At the line containing "Decode this image", begin an exact copy, and continue through the last line of the entries below. Leave out any pictures.

###

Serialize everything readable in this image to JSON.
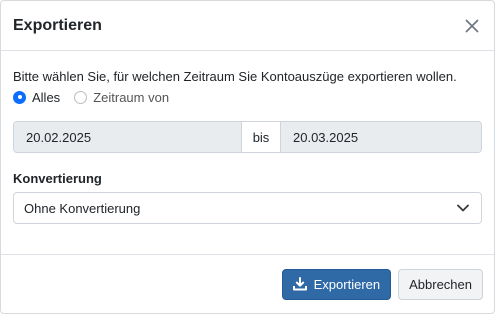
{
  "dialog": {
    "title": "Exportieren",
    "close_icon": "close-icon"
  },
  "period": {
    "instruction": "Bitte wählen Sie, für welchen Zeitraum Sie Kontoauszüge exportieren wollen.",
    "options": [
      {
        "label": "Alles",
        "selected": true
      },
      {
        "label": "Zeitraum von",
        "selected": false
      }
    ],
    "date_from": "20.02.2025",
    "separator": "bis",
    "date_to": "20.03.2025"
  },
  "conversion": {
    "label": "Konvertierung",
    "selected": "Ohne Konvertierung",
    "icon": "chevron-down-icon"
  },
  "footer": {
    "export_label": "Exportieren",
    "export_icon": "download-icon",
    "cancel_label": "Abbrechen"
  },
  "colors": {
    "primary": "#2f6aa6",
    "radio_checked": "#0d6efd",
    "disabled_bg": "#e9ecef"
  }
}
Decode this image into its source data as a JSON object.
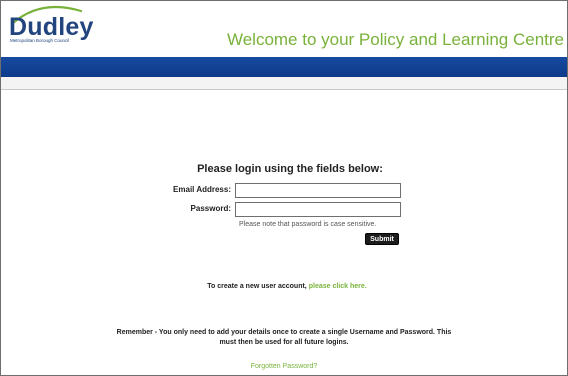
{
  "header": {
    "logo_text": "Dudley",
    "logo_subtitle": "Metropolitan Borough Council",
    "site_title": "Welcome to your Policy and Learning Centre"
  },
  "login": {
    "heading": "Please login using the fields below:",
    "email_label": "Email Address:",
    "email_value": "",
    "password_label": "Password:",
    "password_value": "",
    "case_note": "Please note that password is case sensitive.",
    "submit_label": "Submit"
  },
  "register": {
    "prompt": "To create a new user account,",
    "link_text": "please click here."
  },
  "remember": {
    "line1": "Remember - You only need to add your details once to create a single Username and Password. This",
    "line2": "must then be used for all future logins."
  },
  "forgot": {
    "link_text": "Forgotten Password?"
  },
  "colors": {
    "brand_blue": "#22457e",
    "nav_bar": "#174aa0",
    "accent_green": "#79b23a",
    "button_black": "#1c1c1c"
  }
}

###

Response area:
Decode this image into its source data as a JSON object.
{
  "header": {
    "logo_text": "Dudley",
    "logo_subtitle": "Metropolitan Borough Council",
    "site_title": "Welcome to your Policy and Learning Centre"
  },
  "login": {
    "heading": "Please login using the fields below:",
    "email_label": "Email Address:",
    "email_value": "",
    "password_label": "Password:",
    "password_value": "",
    "case_note": "Please note that password is case sensitive.",
    "submit_label": "Submit"
  },
  "register": {
    "prompt": "To create a new user account,",
    "link_text": "please click here."
  },
  "remember": {
    "line1": "Remember - You only need to add your details once to create a single Username and Password. This",
    "line2": "must then be used for all future logins."
  },
  "forgot": {
    "link_text": "Forgotten Password?"
  },
  "colors": {
    "brand_blue": "#22457e",
    "nav_bar": "#174aa0",
    "accent_green": "#79b23a",
    "button_black": "#1c1c1c"
  }
}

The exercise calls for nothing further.